2. Michael Pittman and Earnest Graham will combine for 100 rushing yards, but their per-carry average will be around 4.0, as the Colts will be without Bob Sanders. Sanders wasn't there, but the Bucs running game was God awful. The Bucs rushed for 17 total yards and Pittman got hurt. The average? It was 1.4 yards per carry. It had to be one of the worst rushing performances in team history.
3. The leading receiver on Sunday will be … Joey Galloway. Wrong. It was Ike Hilliard for the second straight week.
4. Donald Penn will give up at least two sacks to Dwight Freeney. Wrong. Freeney had a half-sack early in the game. After the first two Bucs offensive possessions, the line actually seemed to take Freeney out of the game. Penn seemed to settle down as the game wore on.
5. Pittman will enjoy a great day as a receiver, catching at least five passes for 50 yards. Nope. Pittman had two catches for 16 yards.
1. The Buccaneers will struggle with their pass rush early in the game, but the Colts' weak running game will open up opportunities for the Bucs to register a sack or two in the second half, much like against Carolina last week. Nope. The pass rush struggled the entire game. They did not register a sack.
2. Colts TE Dallas Clark will beat Bucs MLB Barrett Ruud for at least one long catch. Clark had seven catches for 49 yards and a touchdown, but is longest was for 10 yards and I don't think he beat Ruud on that play.

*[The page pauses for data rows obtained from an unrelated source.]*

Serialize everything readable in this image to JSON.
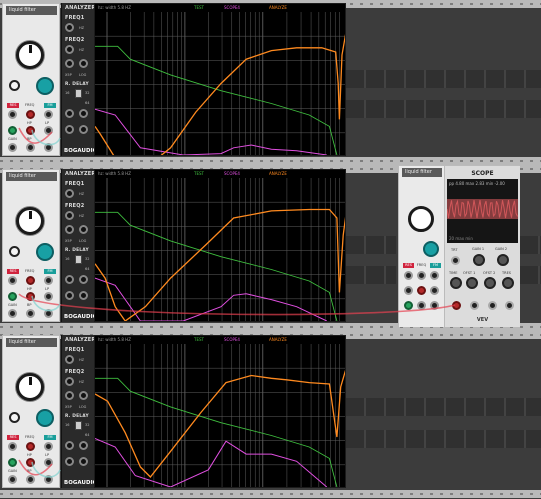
{
  "modules": {
    "liquid_filter": {
      "title": "liquid filter",
      "labels": {
        "res": "RES",
        "freq": "FREQ",
        "fm": "FM",
        "gain": "GAIN",
        "hp": "HP",
        "bp": "BP",
        "lp": "LP"
      }
    },
    "analyzer": {
      "title": "ANALYZER",
      "freq1": "FREQ1",
      "freq2": "FREQ2",
      "hz": "HZ",
      "log": "LOG",
      "xsp": "X5P",
      "delay": "R. DELAY",
      "d_val1": "16",
      "d_val2": "32",
      "d_val3": "64",
      "brand_a": "BOG",
      "brand_b": "AUDIO",
      "header_info": "hz: width 5.8 HZ",
      "legend": {
        "a": "TEST",
        "b": "SCOPE4",
        "c": "ANALYZE"
      }
    },
    "scope": {
      "title": "SCOPE",
      "readout": "pp  4.80 max  2.83 min -2.00",
      "bottom_readout": "20        max       min",
      "knobs": [
        "TIME",
        "OFST 1",
        "OFST 2",
        "TRES"
      ],
      "gains": [
        "GAIN 1",
        "GAIN 2"
      ],
      "brand": "VEV",
      "trace_color": "#d1575a"
    }
  },
  "colors": {
    "green": "#3fbf3f",
    "magenta": "#e04fe0",
    "orange": "#ff8a1f",
    "grid": "#5f5f5f",
    "accent_red": "#d0233d",
    "accent_teal": "#18a0a4"
  }
}
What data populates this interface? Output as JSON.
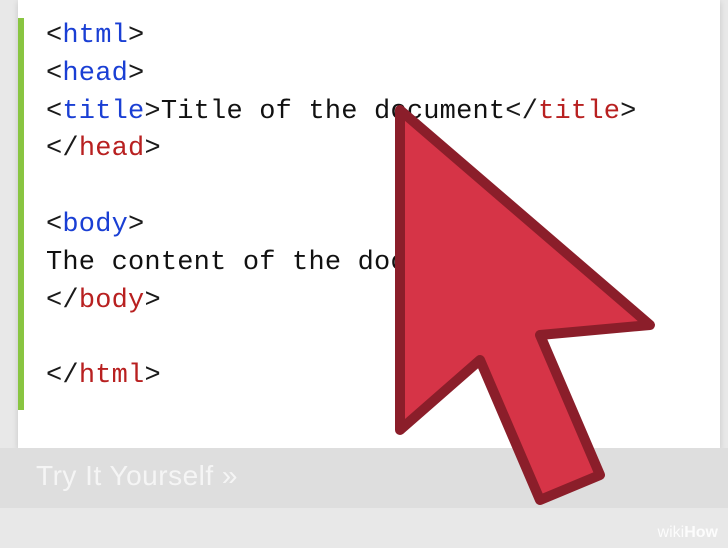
{
  "code": {
    "line1_tag": "html",
    "line2_tag": "head",
    "line3_tag_open": "title",
    "line3_text": "Title of the document",
    "line3_tag_close": "title",
    "line4_tag_close": "head",
    "line6_tag": "body",
    "line7_text": "The content of the document......",
    "line8_tag_close": "body",
    "line10_tag_close": "html"
  },
  "caption": "Try It Yourself »",
  "watermark_prefix": "wiki",
  "watermark_suffix": "How",
  "colors": {
    "tag_open": "#1a3fd4",
    "tag_close": "#b82020",
    "accent_bar": "#89c541",
    "cursor_fill": "#d63447",
    "cursor_stroke": "#8b1e2a"
  }
}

3. Bucs CB Phillip Buchanon will pick off Manning. Nope. Turned out it was Tanard Jackson.
4. The Bucs will have trouble containing Anthony Gonzalez in the slot, as they'll pay special attention to Reggie Wayne and Dallas Clark. Hey, I was right about something. Gonzalez had a fine day, catching seven passes for 71 yards.
5. WLB Derrick Brooks will force a fumble and have at least eight tackles. No fumble, but he had a team-leading 12 tackles. Partial credit.

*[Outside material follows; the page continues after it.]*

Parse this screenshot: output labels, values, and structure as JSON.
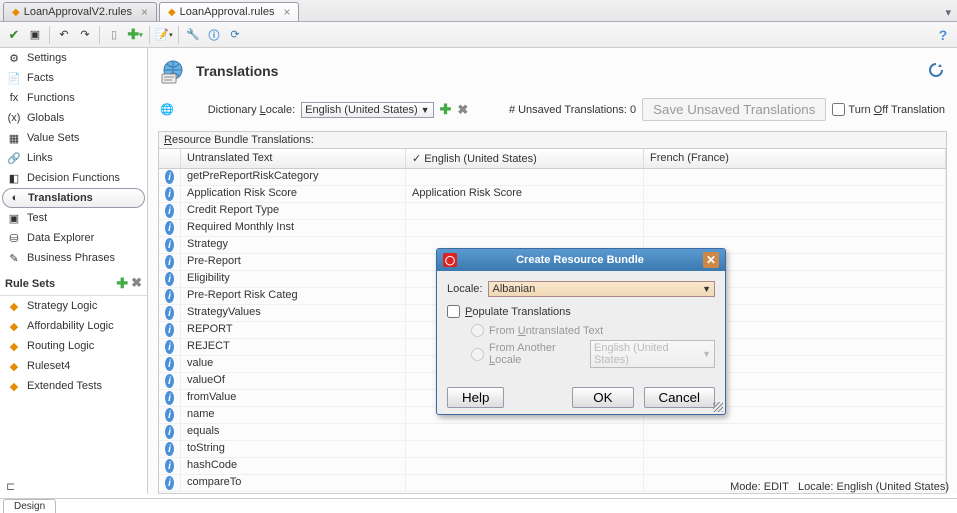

I picked the Colts to win 22-20, so I'm 3-2 in picking the winner. But I really expected this game to be closer. Give the Colts a big tip of the cap for their run defense, which I expected to be completely porous but instead played its best game of the season and completely took the Bucs out of the game plan they wanted.
Matthew Postins covers the Buccaneers for BucsBlitz.com and the Charlotte Sun-Herald in Port Charlotte, Fla. He is a member of the Pro Football Writers Association and has won national awards for his Buccaneers coverage from the PFWA, the National Newspaper Association and the Associated Press Sports Editors. He is also a contributor to the Scot Brantley Show from 4-7 p.m. weekdays on WHBO 1490-AM in Tampa-Clearwater.